• _WHAT YOU HAVE TO DO_
Could you set down every entry exactly as it appears?

• _ENTRIES SHOWN_
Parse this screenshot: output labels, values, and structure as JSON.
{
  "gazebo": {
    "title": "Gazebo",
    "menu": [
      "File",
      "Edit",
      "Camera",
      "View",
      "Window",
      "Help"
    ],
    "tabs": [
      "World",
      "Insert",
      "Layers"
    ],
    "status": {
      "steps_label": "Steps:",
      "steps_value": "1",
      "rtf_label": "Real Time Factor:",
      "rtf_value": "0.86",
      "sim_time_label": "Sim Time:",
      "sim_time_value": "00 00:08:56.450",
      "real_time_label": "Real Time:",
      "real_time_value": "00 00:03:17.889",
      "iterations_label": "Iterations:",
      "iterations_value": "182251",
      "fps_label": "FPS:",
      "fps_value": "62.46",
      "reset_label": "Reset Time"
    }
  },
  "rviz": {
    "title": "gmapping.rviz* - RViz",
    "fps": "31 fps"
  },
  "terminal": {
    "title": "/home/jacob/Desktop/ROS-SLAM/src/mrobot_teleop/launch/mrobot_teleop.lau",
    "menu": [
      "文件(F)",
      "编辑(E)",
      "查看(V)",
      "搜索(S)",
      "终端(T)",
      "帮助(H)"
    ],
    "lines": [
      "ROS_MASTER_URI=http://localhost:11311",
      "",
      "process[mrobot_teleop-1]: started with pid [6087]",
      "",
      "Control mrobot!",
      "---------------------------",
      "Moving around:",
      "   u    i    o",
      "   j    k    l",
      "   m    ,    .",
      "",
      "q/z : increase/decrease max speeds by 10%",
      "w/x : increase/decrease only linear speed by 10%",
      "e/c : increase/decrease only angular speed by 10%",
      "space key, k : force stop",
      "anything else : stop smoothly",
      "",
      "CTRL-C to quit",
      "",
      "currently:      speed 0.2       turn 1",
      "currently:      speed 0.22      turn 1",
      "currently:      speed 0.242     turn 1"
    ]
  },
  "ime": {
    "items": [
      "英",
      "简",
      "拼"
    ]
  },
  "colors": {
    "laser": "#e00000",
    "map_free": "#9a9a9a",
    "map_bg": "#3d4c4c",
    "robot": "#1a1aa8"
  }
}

• _RESULT OF THIS EXERCISE_
Parse this screenshot: output labels, values, and structure as JSON.
{
  "gazebo": {
    "title": "Gazebo",
    "menu": [
      "File",
      "Edit",
      "Camera",
      "View",
      "Window",
      "Help"
    ],
    "tabs": [
      "World",
      "Insert",
      "Layers"
    ],
    "status": {
      "steps_label": "Steps:",
      "steps_value": "1",
      "rtf_label": "Real Time Factor:",
      "rtf_value": "0.86",
      "sim_time_label": "Sim Time:",
      "sim_time_value": "00 00:08:56.450",
      "real_time_label": "Real Time:",
      "real_time_value": "00 00:03:17.889",
      "iterations_label": "Iterations:",
      "iterations_value": "182251",
      "fps_label": "FPS:",
      "fps_value": "62.46",
      "reset_label": "Reset Time"
    }
  },
  "rviz": {
    "title": "gmapping.rviz* - RViz",
    "fps": "31 fps"
  },
  "terminal": {
    "title": "/home/jacob/Desktop/ROS-SLAM/src/mrobot_teleop/launch/mrobot_teleop.lau",
    "menu": [
      "文件(F)",
      "编辑(E)",
      "查看(V)",
      "搜索(S)",
      "终端(T)",
      "帮助(H)"
    ],
    "lines": [
      "ROS_MASTER_URI=http://localhost:11311",
      "",
      "process[mrobot_teleop-1]: started with pid [6087]",
      "",
      "Control mrobot!",
      "---------------------------",
      "Moving around:",
      "   u    i    o",
      "   j    k    l",
      "   m    ,    .",
      "",
      "q/z : increase/decrease max speeds by 10%",
      "w/x : increase/decrease only linear speed by 10%",
      "e/c : increase/decrease only angular speed by 10%",
      "space key, k : force stop",
      "anything else : stop smoothly",
      "",
      "CTRL-C to quit",
      "",
      "currently:      speed 0.2       turn 1",
      "currently:      speed 0.22      turn 1",
      "currently:      speed 0.242     turn 1"
    ]
  },
  "ime": {
    "items": [
      "英",
      "简",
      "拼"
    ]
  },
  "colors": {
    "laser": "#e00000",
    "map_free": "#9a9a9a",
    "map_bg": "#3d4c4c",
    "robot": "#1a1aa8"
  }
}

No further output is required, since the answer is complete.